- **Problem requirements**: When a line below contains the string "Enter", show that line.

- **Dataset**:

---*---

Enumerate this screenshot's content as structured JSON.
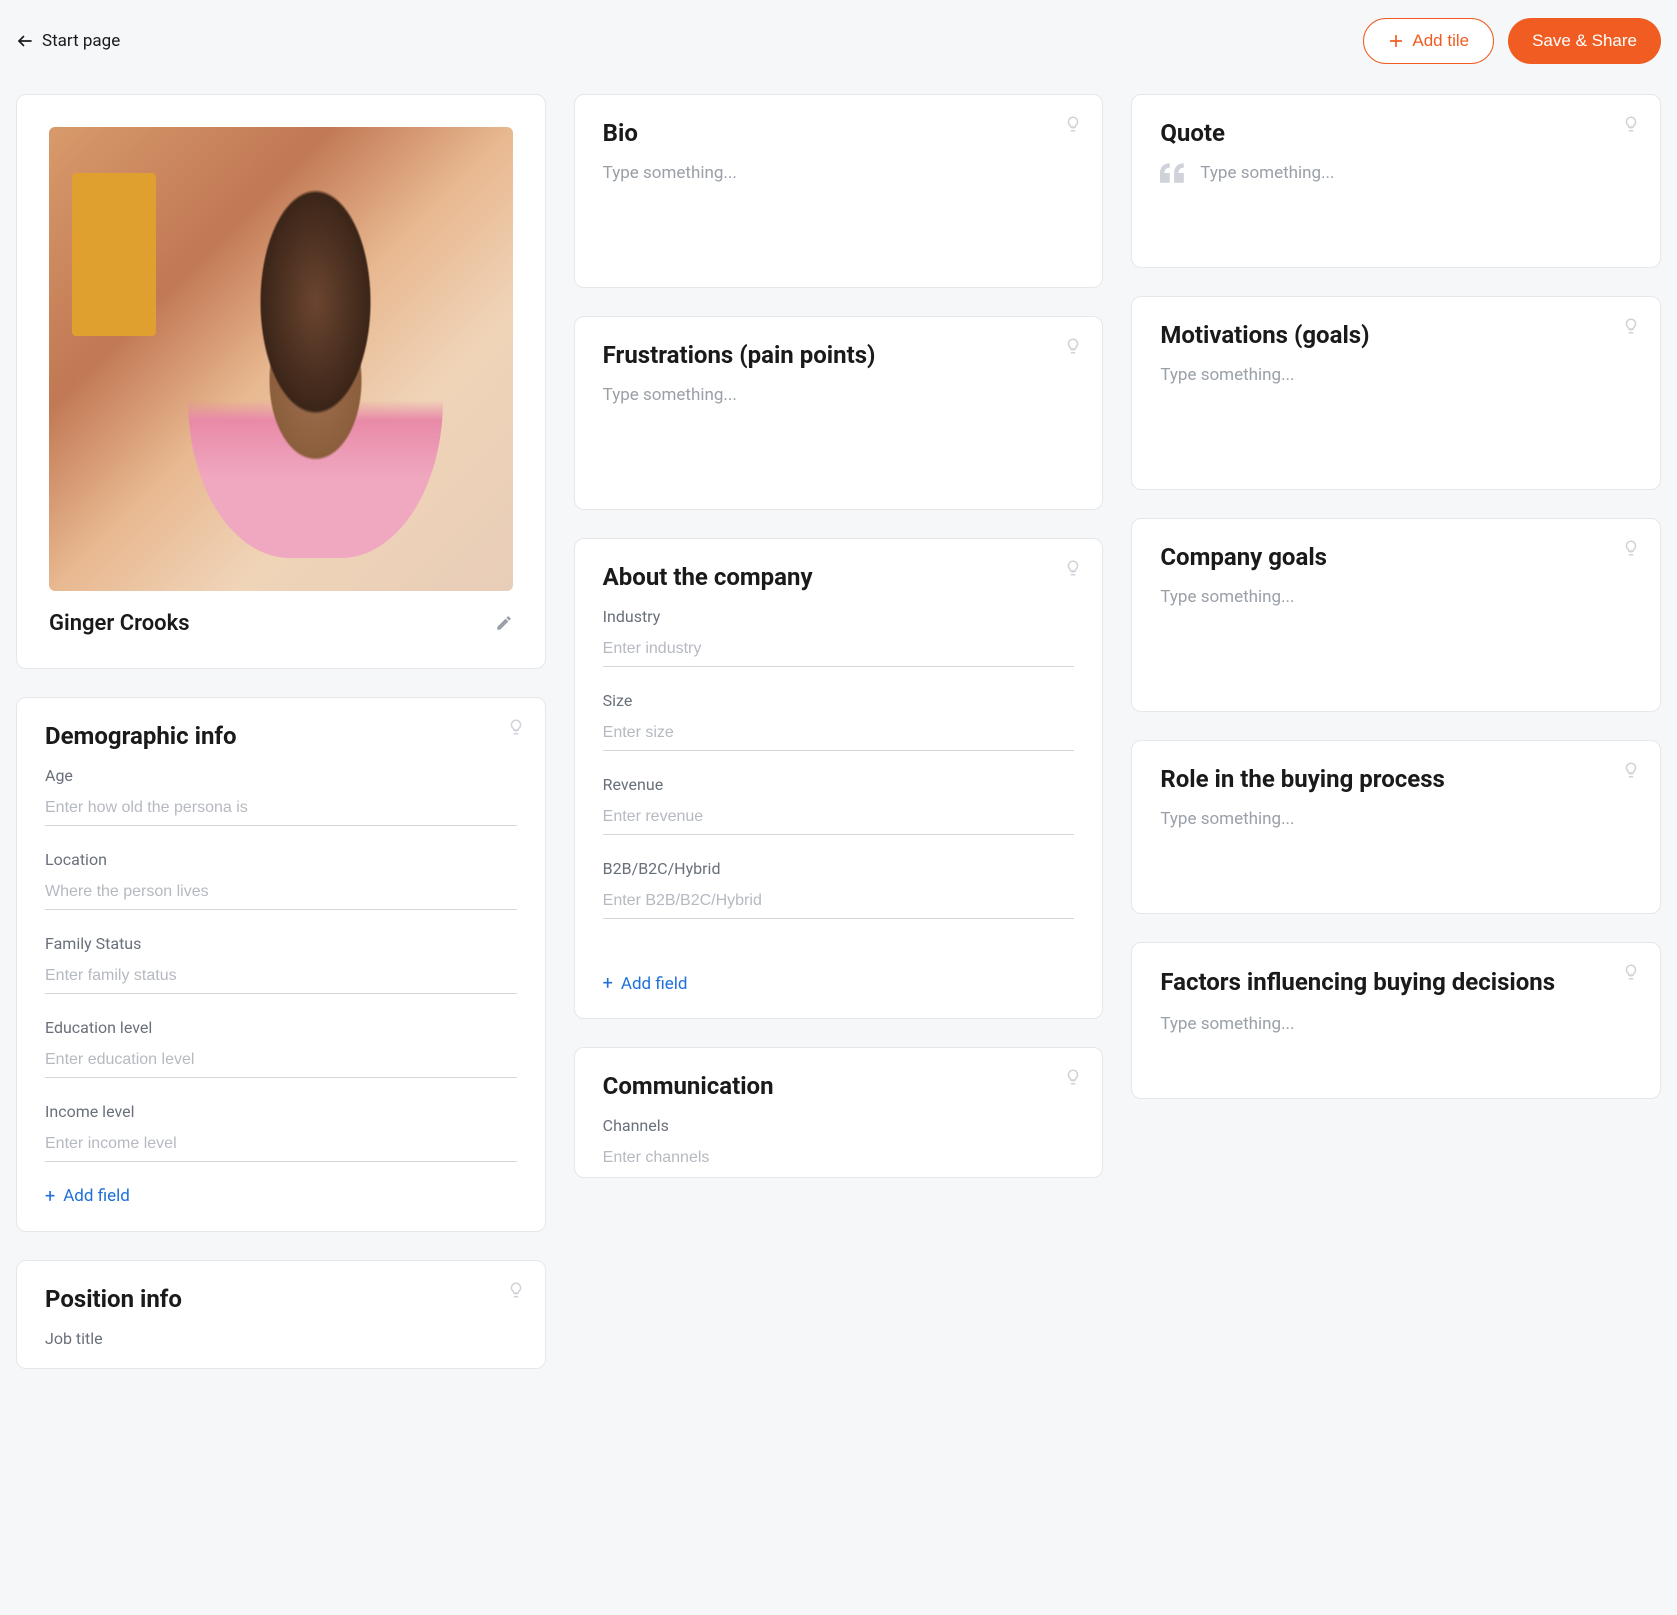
{
  "header": {
    "back_label": "Start page",
    "add_tile_label": "Add tile",
    "save_label": "Save & Share"
  },
  "profile": {
    "name": "Ginger Crooks"
  },
  "tiles": {
    "bio": {
      "title": "Bio",
      "placeholder": "Type something..."
    },
    "quote": {
      "title": "Quote",
      "placeholder": "Type something..."
    },
    "frustrations": {
      "title": "Frustrations (pain points)",
      "placeholder": "Type something..."
    },
    "motivations": {
      "title": "Motivations (goals)",
      "placeholder": "Type something..."
    },
    "demographic": {
      "title": "Demographic info",
      "add_field_label": "Add field",
      "fields": {
        "age": {
          "label": "Age",
          "placeholder": "Enter how old the persona is"
        },
        "location": {
          "label": "Location",
          "placeholder": "Where the person lives"
        },
        "family": {
          "label": "Family Status",
          "placeholder": "Enter family status"
        },
        "education": {
          "label": "Education level",
          "placeholder": "Enter education level"
        },
        "income": {
          "label": "Income level",
          "placeholder": "Enter income level"
        }
      }
    },
    "about_company": {
      "title": "About the company",
      "add_field_label": "Add field",
      "fields": {
        "industry": {
          "label": "Industry",
          "placeholder": "Enter industry"
        },
        "size": {
          "label": "Size",
          "placeholder": "Enter size"
        },
        "revenue": {
          "label": "Revenue",
          "placeholder": "Enter revenue"
        },
        "model": {
          "label": "B2B/B2C/Hybrid",
          "placeholder": "Enter B2B/B2C/Hybrid"
        }
      }
    },
    "company_goals": {
      "title": "Company goals",
      "placeholder": "Type something..."
    },
    "role_buying": {
      "title": "Role in the buying process",
      "placeholder": "Type something..."
    },
    "factors": {
      "title": "Factors influencing buying decisions",
      "placeholder": "Type something..."
    },
    "position": {
      "title": "Position info",
      "fields": {
        "job_title": {
          "label": "Job title"
        }
      }
    },
    "communication": {
      "title": "Communication",
      "fields": {
        "channels": {
          "label": "Channels",
          "placeholder": "Enter channels"
        }
      }
    }
  }
}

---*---

- **Finished exercise**:
          "placeholder": "Enter how old the persona is"
          "placeholder": "Enter family status"
          "placeholder": "Enter education level"
          "placeholder": "Enter income level"
          "placeholder": "Enter industry"
          "placeholder": "Enter size"
          "placeholder": "Enter revenue"
          "placeholder": "Enter B2B/B2C/Hybrid"
          "placeholder": "Enter channels"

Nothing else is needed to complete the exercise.